Coaches, are, first and foremost, salesmen. They have to convince, or perhaps, the better term might be, instill confidence in the athlete. The confidence should improve as the athlete gets fitter and has success during the season. The athlete must have trust in their coach. Trust is key in all successful athlete-coach relationships.
1968 Olympic gold medalist Lee Evans told a few coaches, once, about his relationship with the late Bud Winter, the head coach at San Jose State in the sixties. Winter was coach at a time when many African-American athletes voiced their disdain for their less than respectful treatment at some colleges. This was not the case at San Jose State. Winter was noted for treating his athletes with respect and they treated him the same way. Along with his influence to this day, on 200-400 meter training (ask Clyde Hart and Jim Bush, among others), Winter was an example of a coach who loved his sport and his athletes.
It is obvious that Alberto loves coaching. He is constantly learning, and he loves not only his athletes, but this sport.
The evolution from athlete to coach is not without its highs and lows. The interview above, by Losse Veter, is well done. Alberto is quite introspective, and I would recommend coaches sharing this with their athletes.
The late Emil Zatopek once told a small gathering of coaches that it was quite hard for elite athletes to be good coaches. Zatopek had admitted that he felt it was easier to get back on the track than to coach.
Alberto has been coaching for nearly twenty years now. He has brought in Jerry Schumacher and Mark Rowland to coach small groups of elite athletes, focused on improving the state of American distance running. We have all seen the athletes who have come out of those groups!
In a very short period, Salazar has, helped focus American athletes on focusing on being their best in global competitions.
Learning from one’s own errors, a coach tries to instill on his or her athletes those lessons, as well as the other lessons one learns at clinics, or just sitting down, exchanging ideas after a track meet.

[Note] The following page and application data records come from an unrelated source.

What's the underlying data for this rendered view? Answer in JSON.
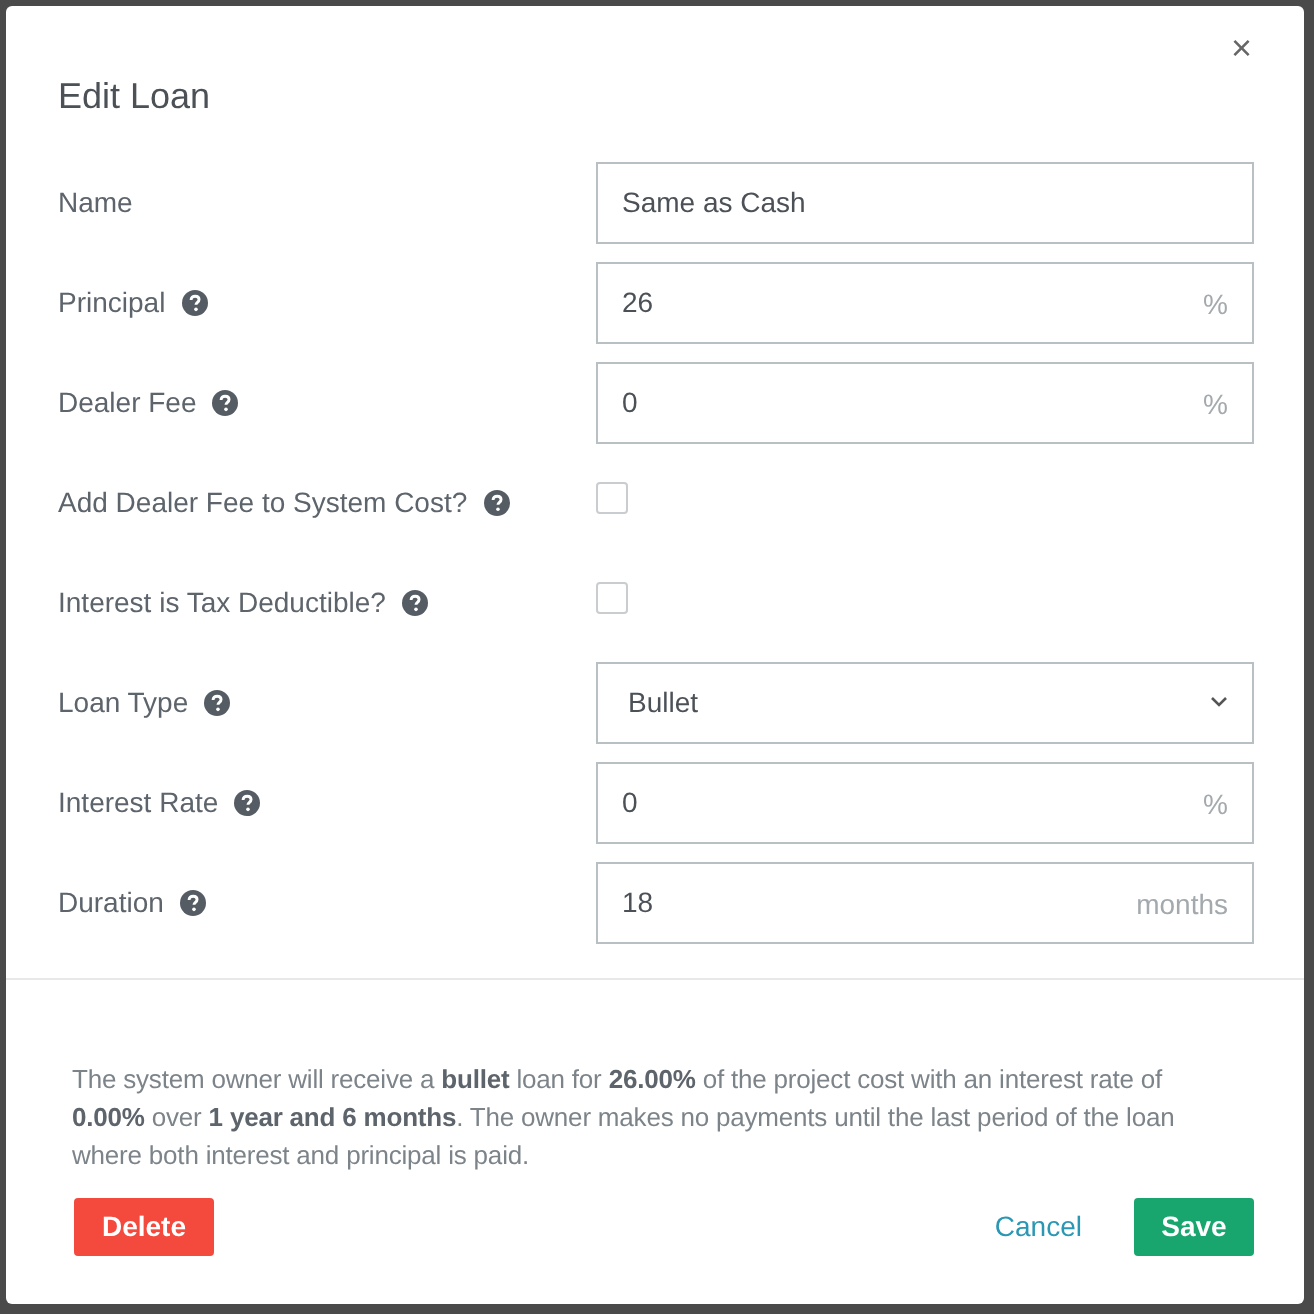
{
  "dialog": {
    "title": "Edit Loan",
    "close": "×"
  },
  "fields": [
    {
      "kind": "text",
      "label": "Name",
      "help": false,
      "value": "Same as Cash"
    },
    {
      "kind": "text",
      "label": "Principal",
      "help": true,
      "value": "26",
      "unit": "%"
    },
    {
      "kind": "text",
      "label": "Dealer Fee",
      "help": true,
      "value": "0",
      "unit": "%"
    },
    {
      "kind": "checkbox",
      "label": "Add Dealer Fee to System Cost?",
      "help": true,
      "checked": false
    },
    {
      "kind": "checkbox",
      "label": "Interest is Tax Deductible?",
      "help": true,
      "checked": false
    },
    {
      "kind": "select",
      "label": "Loan Type",
      "help": true,
      "value": "Bullet"
    },
    {
      "kind": "text",
      "label": "Interest Rate",
      "help": true,
      "value": "0",
      "unit": "%"
    },
    {
      "kind": "text",
      "label": "Duration",
      "help": true,
      "value": "18",
      "unit": "months"
    }
  ],
  "summary": "The system owner will receive a **bullet** loan for **26.00%** of the project cost with an interest rate of **0.00%** over **1 year and 6 months**. The owner makes no payments until the last period of the loan where both interest and principal is paid.",
  "buttons": [
    {
      "kind": "delete",
      "label": "Delete"
    },
    {
      "kind": "cancel",
      "label": "Cancel"
    },
    {
      "kind": "save",
      "label": "Save"
    }
  ]
}
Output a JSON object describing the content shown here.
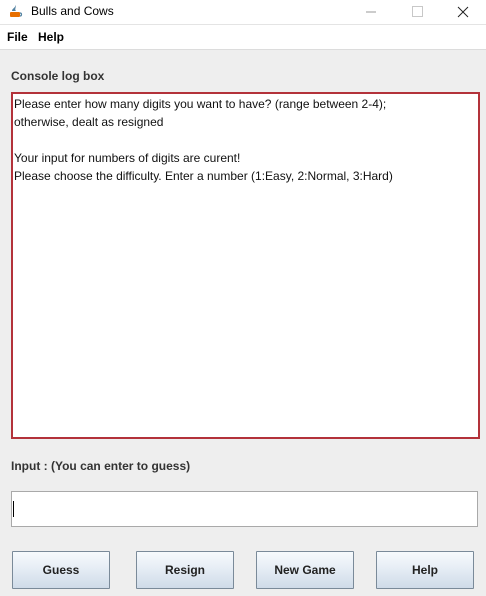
{
  "window": {
    "title": "Bulls and Cows",
    "icon": "java-app-icon"
  },
  "menubar": {
    "items": [
      {
        "label": "File"
      },
      {
        "label": "Help"
      }
    ]
  },
  "console": {
    "label": "Console log box",
    "lines": [
      "Please enter how many digits you want to have? (range between 2-4);",
      "otherwise, dealt as resigned",
      "",
      "Your input for numbers of digits are curent!",
      "Please choose the difficulty. Enter a number (1:Easy, 2:Normal, 3:Hard)"
    ],
    "border_color": "#b3323a"
  },
  "input": {
    "label": "Input : (You can enter to guess)",
    "value": ""
  },
  "buttons": {
    "guess": "Guess",
    "resign": "Resign",
    "new_game": "New Game",
    "help": "Help"
  }
}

As the serious training is in full swing for 2011, I thought this might be a valuable video.